A pioneer of the Mono-ha movement in Japan, Lee Ufan developed a sculptural practice in the 1960s that explored the tension between natural and man-made materials and the dialogue between object and space. In 1972 he changed the titles of the works that he had made up to that point to Relatum, referring to a concept in Heideggerian philosophy, which conveyed the artist’s interest in contingent circumstances. His use of “Relatum” can be compared to the frequent use of “untitled” by American Minimal artists.
Developed in close association with the artist, the exhibition at Dia:Beacon in New York reveals Lee’s desire to present the world “as-it-is,” through the relationships between natural and man-made materials and encounters between objects, viewers, and space. The exhibition features five large-scale works, including three recently acquired installations Relatum (formerly System, 1969), Relatum (formerly Language, 1971), and Relatum (1974).
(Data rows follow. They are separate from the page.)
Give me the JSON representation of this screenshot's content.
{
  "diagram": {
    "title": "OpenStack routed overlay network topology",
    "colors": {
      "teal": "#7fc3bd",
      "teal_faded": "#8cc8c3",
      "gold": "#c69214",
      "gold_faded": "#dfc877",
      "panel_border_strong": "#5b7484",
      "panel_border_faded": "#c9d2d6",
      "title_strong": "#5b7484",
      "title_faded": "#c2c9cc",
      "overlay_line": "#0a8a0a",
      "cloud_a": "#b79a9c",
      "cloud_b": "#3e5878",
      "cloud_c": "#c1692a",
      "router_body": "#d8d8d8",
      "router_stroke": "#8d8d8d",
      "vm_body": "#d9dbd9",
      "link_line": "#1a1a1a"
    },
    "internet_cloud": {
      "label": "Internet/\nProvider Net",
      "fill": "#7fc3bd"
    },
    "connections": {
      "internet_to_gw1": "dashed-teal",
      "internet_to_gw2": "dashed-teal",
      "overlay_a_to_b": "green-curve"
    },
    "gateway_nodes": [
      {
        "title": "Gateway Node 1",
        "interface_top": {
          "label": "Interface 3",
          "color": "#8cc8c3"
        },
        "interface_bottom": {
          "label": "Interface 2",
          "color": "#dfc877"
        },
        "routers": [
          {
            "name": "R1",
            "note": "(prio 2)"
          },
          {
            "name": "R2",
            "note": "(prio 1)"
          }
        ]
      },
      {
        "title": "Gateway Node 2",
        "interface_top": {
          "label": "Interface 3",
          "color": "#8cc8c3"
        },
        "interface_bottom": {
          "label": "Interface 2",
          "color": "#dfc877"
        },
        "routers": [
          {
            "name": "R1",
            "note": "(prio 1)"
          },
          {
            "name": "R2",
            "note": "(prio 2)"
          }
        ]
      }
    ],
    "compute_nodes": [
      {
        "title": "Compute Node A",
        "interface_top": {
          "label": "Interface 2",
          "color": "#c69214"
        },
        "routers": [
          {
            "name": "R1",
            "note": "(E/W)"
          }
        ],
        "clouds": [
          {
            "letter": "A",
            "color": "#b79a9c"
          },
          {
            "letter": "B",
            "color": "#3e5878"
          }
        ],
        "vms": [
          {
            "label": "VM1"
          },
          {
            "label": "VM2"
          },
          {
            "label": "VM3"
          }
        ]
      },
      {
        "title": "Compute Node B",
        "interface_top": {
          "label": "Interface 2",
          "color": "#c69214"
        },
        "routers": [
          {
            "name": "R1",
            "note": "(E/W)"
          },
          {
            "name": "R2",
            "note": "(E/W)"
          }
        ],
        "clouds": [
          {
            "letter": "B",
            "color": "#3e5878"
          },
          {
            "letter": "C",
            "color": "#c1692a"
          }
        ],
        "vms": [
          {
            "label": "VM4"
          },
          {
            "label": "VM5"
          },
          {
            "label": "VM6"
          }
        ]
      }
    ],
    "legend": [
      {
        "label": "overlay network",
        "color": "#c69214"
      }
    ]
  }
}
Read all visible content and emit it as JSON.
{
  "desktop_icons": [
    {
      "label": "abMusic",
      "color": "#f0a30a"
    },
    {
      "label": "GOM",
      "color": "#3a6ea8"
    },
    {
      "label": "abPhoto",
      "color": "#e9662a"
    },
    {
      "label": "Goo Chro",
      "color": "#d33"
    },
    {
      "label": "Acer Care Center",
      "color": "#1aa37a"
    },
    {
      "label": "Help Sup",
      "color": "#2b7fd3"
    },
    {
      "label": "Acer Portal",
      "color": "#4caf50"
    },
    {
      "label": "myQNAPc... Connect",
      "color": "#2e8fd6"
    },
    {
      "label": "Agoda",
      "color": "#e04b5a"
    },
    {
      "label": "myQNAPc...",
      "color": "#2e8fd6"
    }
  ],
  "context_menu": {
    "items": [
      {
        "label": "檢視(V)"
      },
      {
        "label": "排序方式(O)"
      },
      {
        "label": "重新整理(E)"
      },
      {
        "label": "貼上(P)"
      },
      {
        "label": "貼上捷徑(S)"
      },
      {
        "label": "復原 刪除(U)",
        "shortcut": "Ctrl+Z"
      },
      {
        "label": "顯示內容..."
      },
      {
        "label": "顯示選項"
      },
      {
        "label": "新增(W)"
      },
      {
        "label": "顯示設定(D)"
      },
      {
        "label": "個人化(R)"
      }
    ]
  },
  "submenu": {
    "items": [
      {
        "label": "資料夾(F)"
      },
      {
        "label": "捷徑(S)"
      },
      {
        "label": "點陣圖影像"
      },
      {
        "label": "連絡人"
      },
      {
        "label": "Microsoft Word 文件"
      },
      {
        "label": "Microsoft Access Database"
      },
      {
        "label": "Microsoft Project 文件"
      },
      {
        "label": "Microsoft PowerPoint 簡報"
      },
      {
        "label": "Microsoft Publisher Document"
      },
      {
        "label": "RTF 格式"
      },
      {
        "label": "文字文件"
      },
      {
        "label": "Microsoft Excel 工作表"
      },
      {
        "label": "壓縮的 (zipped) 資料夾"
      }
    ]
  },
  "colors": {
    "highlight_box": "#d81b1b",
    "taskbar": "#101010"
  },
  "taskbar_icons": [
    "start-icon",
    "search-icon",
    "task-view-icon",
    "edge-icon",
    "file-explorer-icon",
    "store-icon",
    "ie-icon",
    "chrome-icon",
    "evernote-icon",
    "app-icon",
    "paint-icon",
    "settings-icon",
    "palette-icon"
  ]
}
Lee’s work will be placed within the context of his peers who developed Minimal, Postminimal, and Land art practices contemporaneously, such as Michael Heizer, Donald Judd, Robert Smithson, and Michelle Stuart, tracing the formal, material, and conceptual relationships between these artists in Dia’s galleries for the first time. Opening on May 5, 2019, the exhibition will be on view for two years, encouraging long-term public and scholarly engagement with Lee’s work.
For more information, please visit Dia's website.